After several years working on Buffy and Angel, Fury moved on to the dramas Lost and 24, but the move to those shows wasn’t without its challenges.
“The wonderful thing about Buffy and Angel was being able to bring humor into every situation and I loved, loved doing that. It was a bit like a comedy room,” explained Fury. ”I tried to bring humor to Lost as well, like with Hurley’s golf course on the island. I understand it’s a dire situation, but I wanted to interject humor. (Lost creators) Damon [Lindelof] and J.J. [Abrams] had a great sense of humor. But when I wrote my first stuff for 24, I remember [creator and showrunner] Joel Surnow said, ‘I read your stuff. Very funny, Get rid of it. We don’t do that. That’s not us.’ Taking that out of my arsenal, that arrow out of my quiver, it was a different thing for me for me to not have that to work with. It’s great for what it is; it’s just not what I’d been doing. That transition was difficult for me. Part of me felt like, ‘why do they want me here? This isn’t what I do,’ but they liked what I did and told me to keep doing it so I did that for four years.”
Despite the fact that he started as a comedy writer, it seemed to Fury that all anyone wants him to do are espionage shows; shows were the fate of the free world is at stake, but Fury is reluctant to continue down that path. “That’s just not me,” he says firmly. “But, because of my work on 24 that’s how I’m defined.”
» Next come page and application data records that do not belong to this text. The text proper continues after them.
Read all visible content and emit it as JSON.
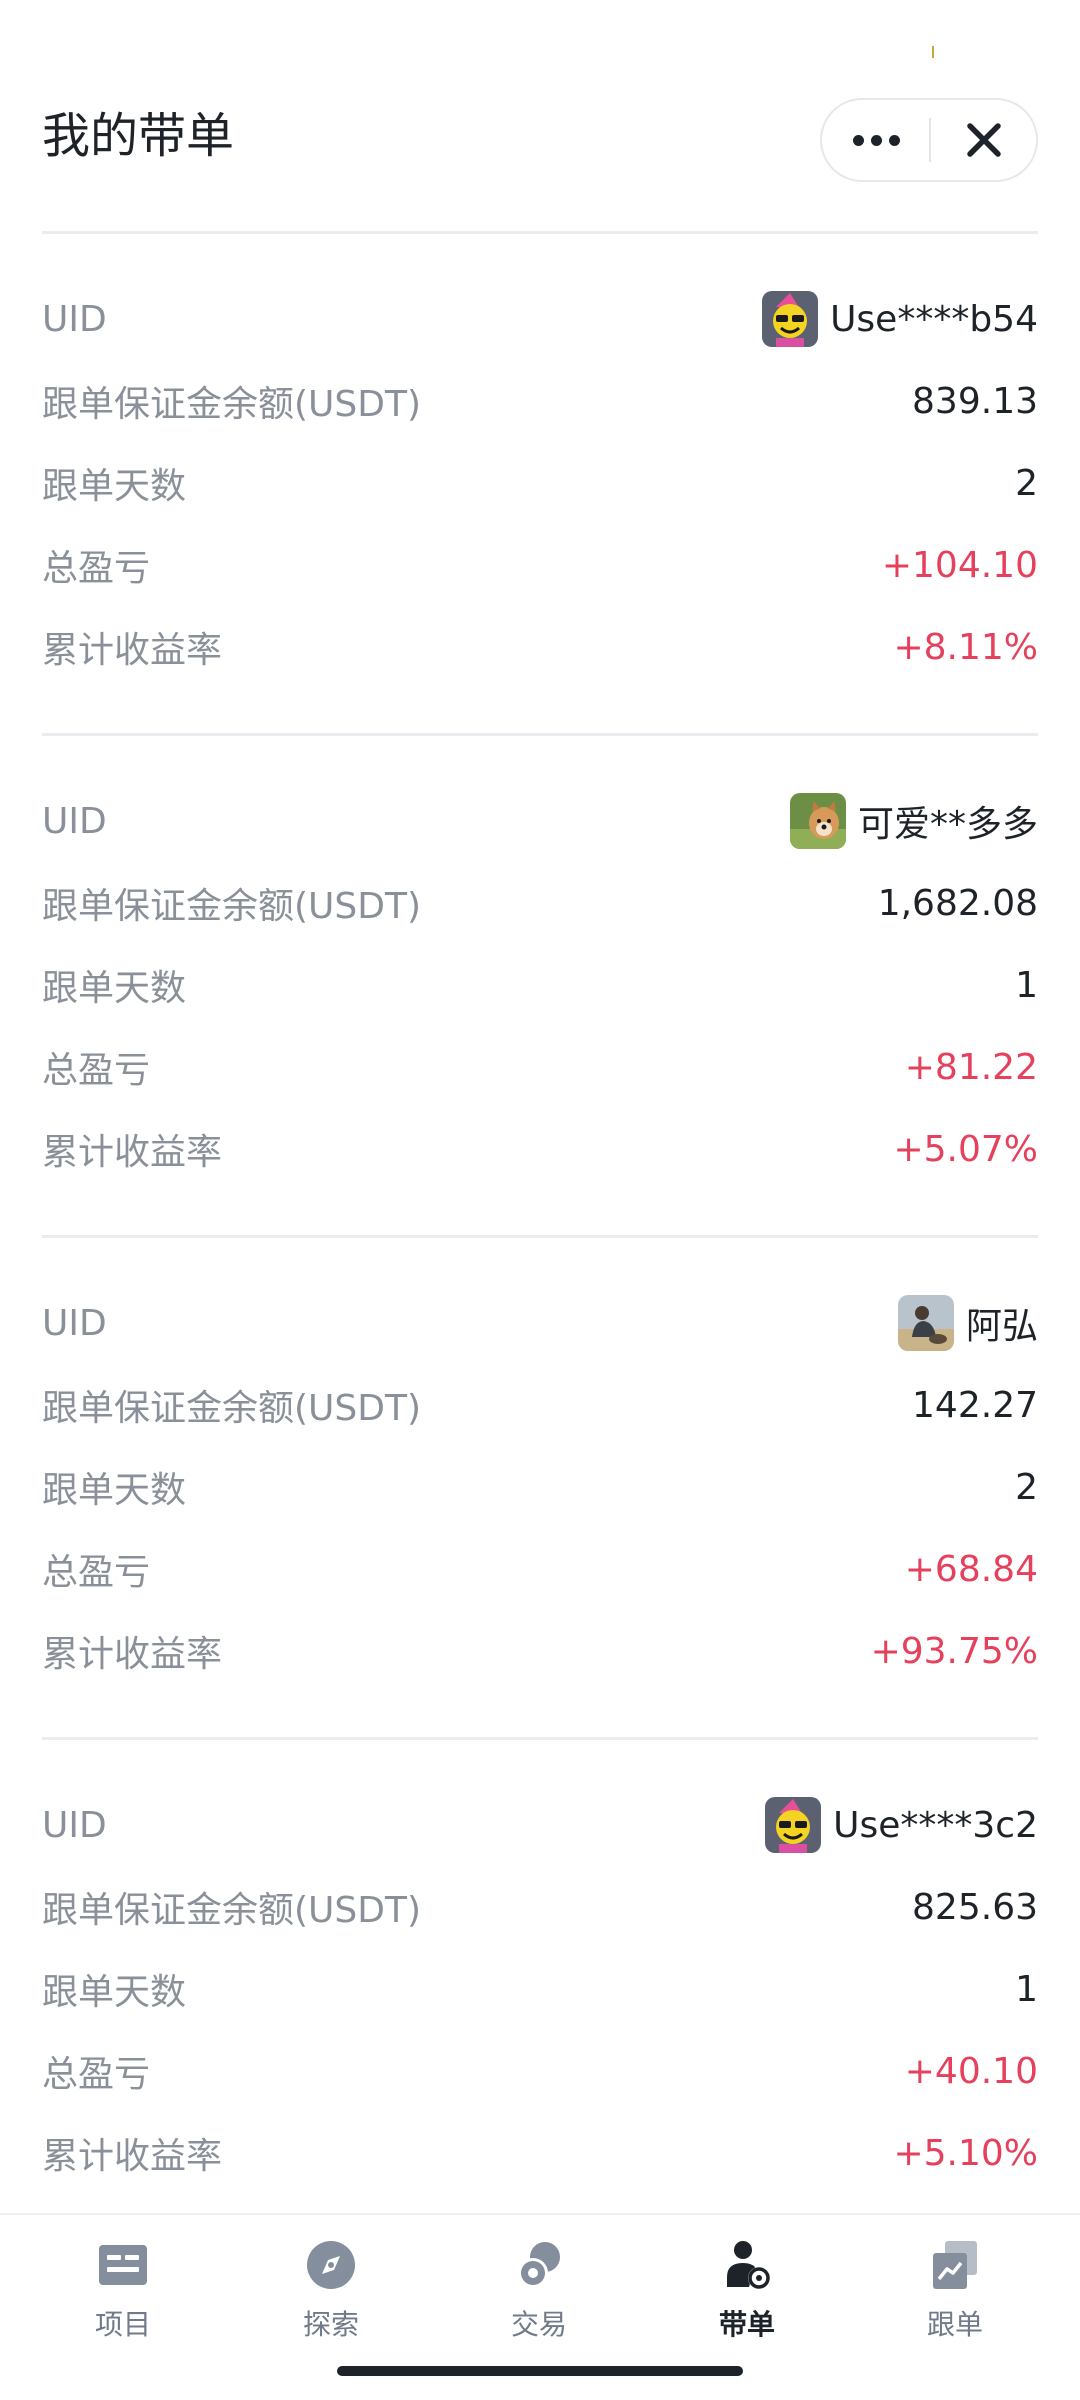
{
  "header": {
    "title": "我的带单",
    "more_icon": "more-dots-icon",
    "close_icon": "close-icon"
  },
  "records": [
    {
      "uid_label": "UID",
      "user": "Use****b54",
      "avatar": "smiley-party-avatar",
      "margin_label": "跟单保证金余额(USDT)",
      "margin": "839.13",
      "days_label": "跟单天数",
      "days": "2",
      "pnl_label": "总盈亏",
      "pnl": "+104.10",
      "roi_label": "累计收益率",
      "roi": "+8.11%"
    },
    {
      "uid_label": "UID",
      "user": "可爱**多多",
      "avatar": "dog-photo-avatar",
      "margin_label": "跟单保证金余额(USDT)",
      "margin": "1,682.08",
      "days_label": "跟单天数",
      "days": "1",
      "pnl_label": "总盈亏",
      "pnl": "+81.22",
      "roi_label": "累计收益率",
      "roi": "+5.07%"
    },
    {
      "uid_label": "UID",
      "user": "阿弘",
      "avatar": "person-photo-avatar",
      "margin_label": "跟单保证金余额(USDT)",
      "margin": "142.27",
      "days_label": "跟单天数",
      "days": "2",
      "pnl_label": "总盈亏",
      "pnl": "+68.84",
      "roi_label": "累计收益率",
      "roi": "+93.75%"
    },
    {
      "uid_label": "UID",
      "user": "Use****3c2",
      "avatar": "smiley-party-avatar",
      "margin_label": "跟单保证金余额(USDT)",
      "margin": "825.63",
      "days_label": "跟单天数",
      "days": "1",
      "pnl_label": "总盈亏",
      "pnl": "+40.10",
      "roi_label": "累计收益率",
      "roi": "+5.10%"
    }
  ],
  "tabs": [
    {
      "label": "项目",
      "icon": "project-icon",
      "active": false
    },
    {
      "label": "探索",
      "icon": "compass-icon",
      "active": false
    },
    {
      "label": "交易",
      "icon": "coins-icon",
      "active": false
    },
    {
      "label": "带单",
      "icon": "lead-trader-icon",
      "active": true
    },
    {
      "label": "跟单",
      "icon": "copy-trade-icon",
      "active": false
    }
  ],
  "colors": {
    "positive": "#e5405c",
    "label": "#8a9099",
    "text": "#1e2329",
    "divider": "#eaecef"
  }
}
Fury has stepped away from Tyrant‘s second season and is moving back to comedies.